## EXERCISE
Look through the entries for the string "المعلومات", and copy each line that holds it.
*** Opening DATASET RECORDS ***
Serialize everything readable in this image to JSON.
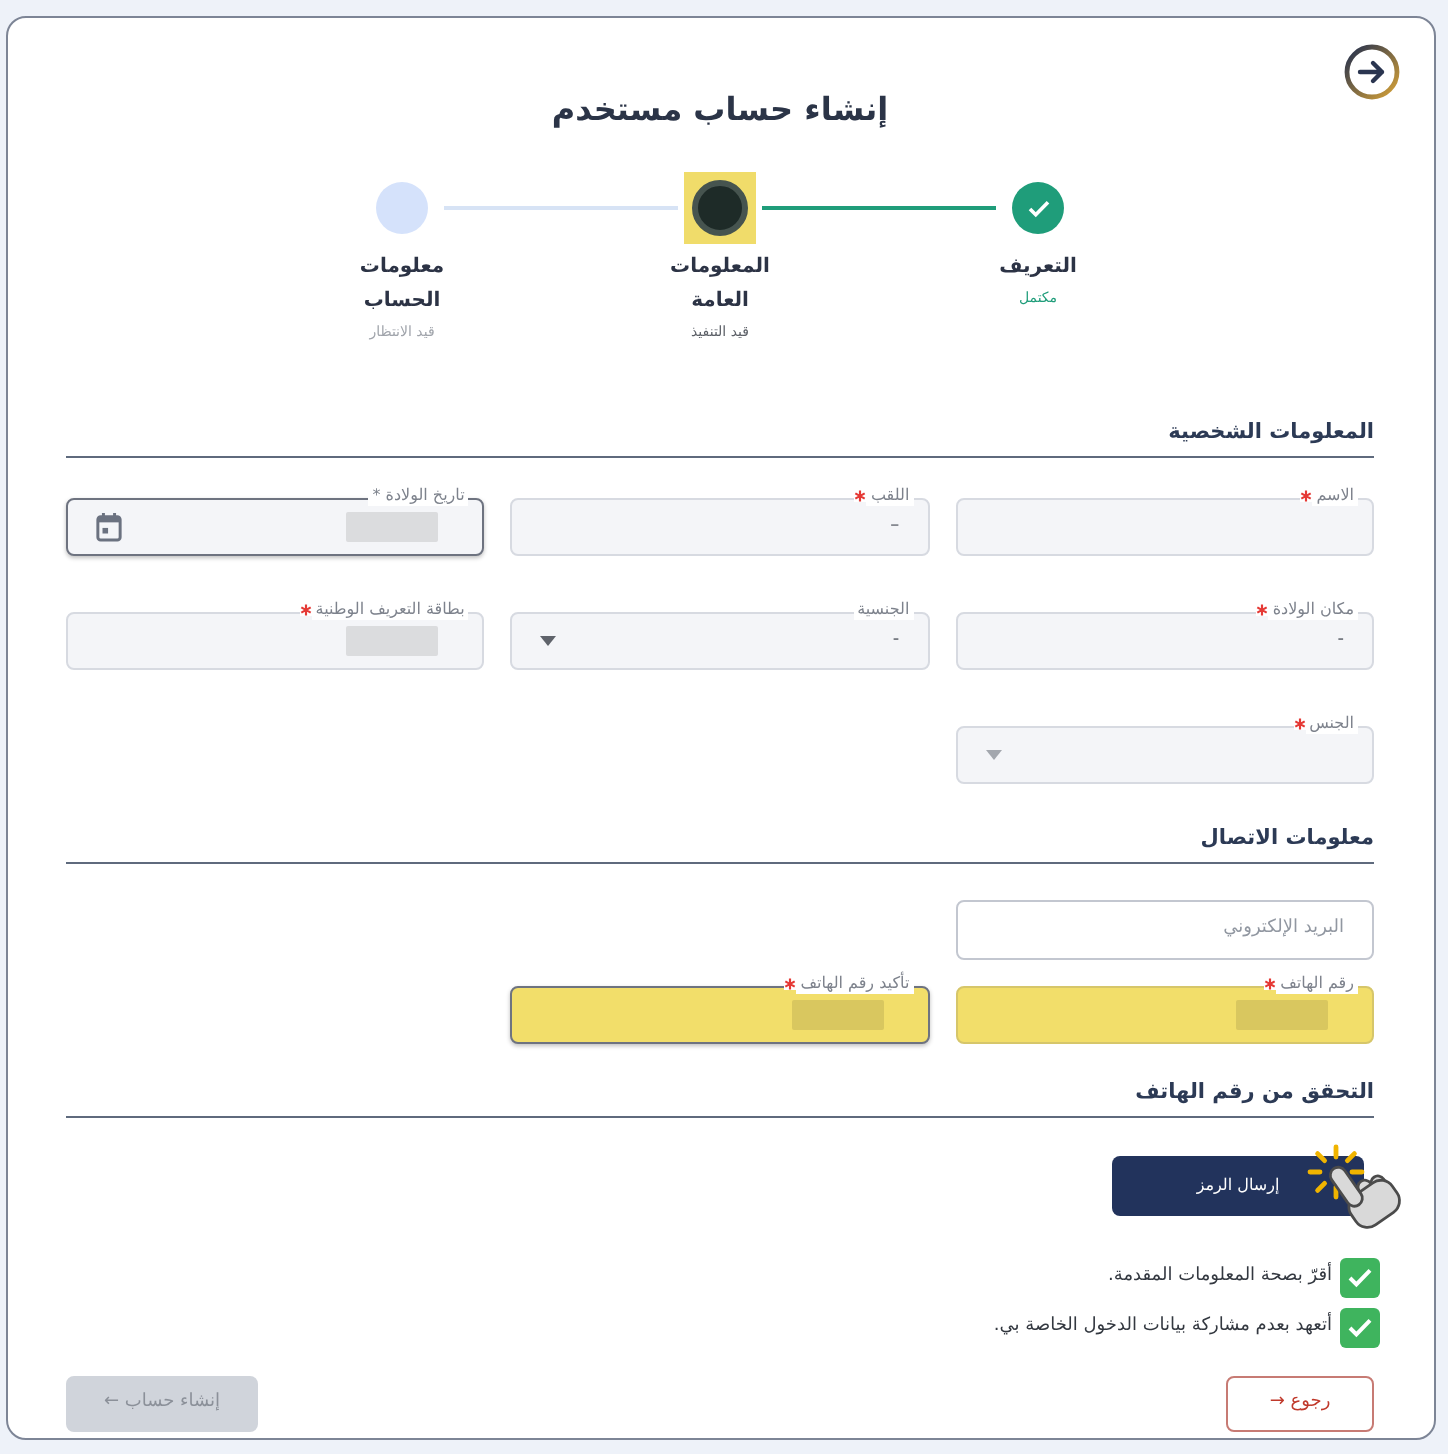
{
  "header": {
    "title": "إنشاء حساب مستخدم"
  },
  "stepper": [
    {
      "label": "التعريف",
      "status": "مكتمل",
      "kind": "completed",
      "highlighted": false
    },
    {
      "label": "المعلومات العامة",
      "status": "قيد التنفيذ",
      "kind": "current",
      "highlighted": true
    },
    {
      "label": "معلومات الحساب",
      "status": "قيد الانتظار",
      "kind": "pending",
      "highlighted": false
    }
  ],
  "personal_info": {
    "heading": "المعلومات الشخصية",
    "rows": [
      [
        {
          "kind": "text",
          "label": "الاسم",
          "required": true,
          "redacted": false,
          "focused": false,
          "highlighted": false
        },
        {
          "kind": "text",
          "label": "اللقب",
          "required": true,
          "value": "–",
          "redacted": false,
          "focused": false,
          "highlighted": false
        },
        {
          "kind": "date",
          "label": "تاريخ الولادة *",
          "required": false,
          "redacted": true,
          "focused": true,
          "highlighted": false
        }
      ],
      [
        {
          "kind": "text",
          "label": "مكان الولادة",
          "required": true,
          "value": "-",
          "redacted": false,
          "focused": false,
          "highlighted": false
        },
        {
          "kind": "select",
          "label": "الجنسية",
          "required": false,
          "value": "-",
          "redacted": false,
          "focused": false,
          "highlighted": false
        },
        {
          "kind": "text",
          "label": "بطاقة التعريف الوطنية",
          "required": true,
          "redacted": true,
          "focused": false,
          "highlighted": false
        }
      ],
      [
        {
          "kind": "select",
          "label": "الجنس",
          "required": true,
          "redacted": false,
          "focused": false,
          "highlighted": false
        }
      ]
    ]
  },
  "contact_info": {
    "heading": "معلومات الاتصال",
    "rows": [
      [
        {
          "kind": "email",
          "placeholder": "البريد الإلكتروني",
          "redacted": false,
          "focused": false,
          "highlighted": false
        }
      ],
      [
        {
          "kind": "text",
          "label": "رقم الهاتف",
          "required": true,
          "redacted": true,
          "focused": false,
          "highlighted": true
        },
        {
          "kind": "text",
          "label": "تأكيد رقم الهاتف",
          "required": true,
          "redacted": true,
          "focused": true,
          "highlighted": true
        }
      ]
    ]
  },
  "phone_verification": {
    "heading": "التحقق من رقم الهاتف",
    "send_button": {
      "label": "إرسال الرمز",
      "pointer_annotation": true
    },
    "agreements": [
      {
        "text": "أقرّ بصحة المعلومات المقدمة.",
        "checked": true
      },
      {
        "text": "أتعهد بعدم مشاركة بيانات الدخول الخاصة بي.",
        "checked": true
      }
    ]
  },
  "actions": {
    "back": {
      "label": "رجوع →",
      "disabled": false
    },
    "create": {
      "label": "إنشاء حساب ←",
      "disabled": true
    }
  }
}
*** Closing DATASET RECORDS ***
## OUTPUT FOR THIS TASK
      "label": "المعلومات العامة",
    "heading": "المعلومات الشخصية",
        "text": "أقرّ بصحة المعلومات المقدمة.",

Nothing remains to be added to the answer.